    The environment these correctional officers work in is at the very least dangerous. It is like no other job I can imagine when it comes to worker safety. Compound this with the fact the officers are unionized and management naturally are not and you begin to see why there is the inevitable two-tier system of worker accountability. It is no small surprise the higher up the ladder you go, the less accountable you have to be. It is true some of these officers receive no small slap on the wrist for what we might see as a minor workplace slip-up for a job on the outside but in an institution like this one a worker/ officer would be dragged over the coals. However, management, supervisors and superintendents have less and less to own up to. From the perspective of someone on the outside and somewhat removed from the scene it appears these guards are really complaining about something that is in large part their own doing and that they should recognize the 24hr. potential for this kind of organized violence. It seems they WERE aware of whispers of an attack on Mr. Green and the likelihood of an attack was high. Stop whining about management not being punished and wake up to the reality of your job; and if it too much for you, find another. The more bellyaching you do about "How come me and not him Whah ." the less sympathy there is from the general public. Signed, NON-union

  • Just asking
    March 28, 2014 - 15:37

    Does this mean that elected officials are only accountable to the premier?

  • Marshall Art
    March 28, 2014 - 12:51

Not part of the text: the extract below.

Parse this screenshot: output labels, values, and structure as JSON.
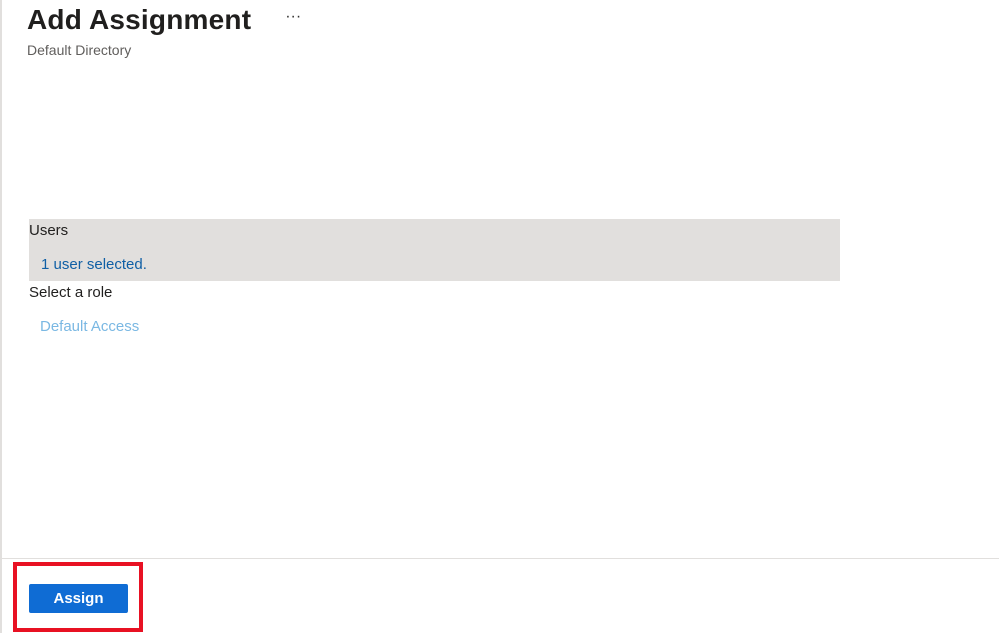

    Correctional officers were informed, at a recent meeting with Gov't. officials and management, that there would be no accountability. Yet, the Dept. of Justice spokesman informed the Telegram that the review of the incident hasn't even been completed ?. What kind of hogwash is that ? Gov't. didn't have the gonads to hold anyone in management accountable and took the easy way out. When morale among correctional officers worsens as a result, management will wish that they had been held accountable. Gov't. is not directly involved in the day-to-day operations at the Pen and really doesn't care squat about any backlash. It's like ,' handle it, handle it'.

  • Tom
    March 28, 2014 - 11:52

    Poorly trained guards who have little or no education !!!! Why would management do anything different.

    • Marshall Art
      March 28, 2014 - 16:30

      "Poorly trained guards who have little or no education " ? How about people who make comments like that who have little or no brains ? So, you need a Ph.D and be Navy Seal trained to be a Correctional Officer at HMP ?

    • retired officer
      March 29, 2014 - 00:06

      Most officers have college and university degrees. Their training program at Holland College in Pei is 3 mths longer than the RCMP course in Regina! Many do work terms in Federal institutions as well! Get your facts straight!

  • Pepper
    March 28, 2014 - 10:32

    Absolutely dumbfounded! How on earth can no one be held responsible? If management did in fact know of something going down, and did nothing, not even allow their staff the knowledge, thus putting cos and inmates lives directly in danger. Someone on the outside is these inmates moms, dads , etc...and every co has a family to come home safely to...I'd say these people who held positions of trust with staff/ inmates/ public, should be dismissed. They obviously have no sense of safety of professional duty!

  • Me
    March 28, 2014 - 09:48

    Looks like a difficult place to work. Why would managment do nothing about an expected dangerous incident?? If staff is disciplined for minor stuff, why is mgmt not disciplined for major stuff. ??

  • retired correctional officer
    March 28, 2014 - 08:26

    Of course they knew about it! The asst. supt. and security captain were told Friday before they left. Two tiered system regarding discipline down there!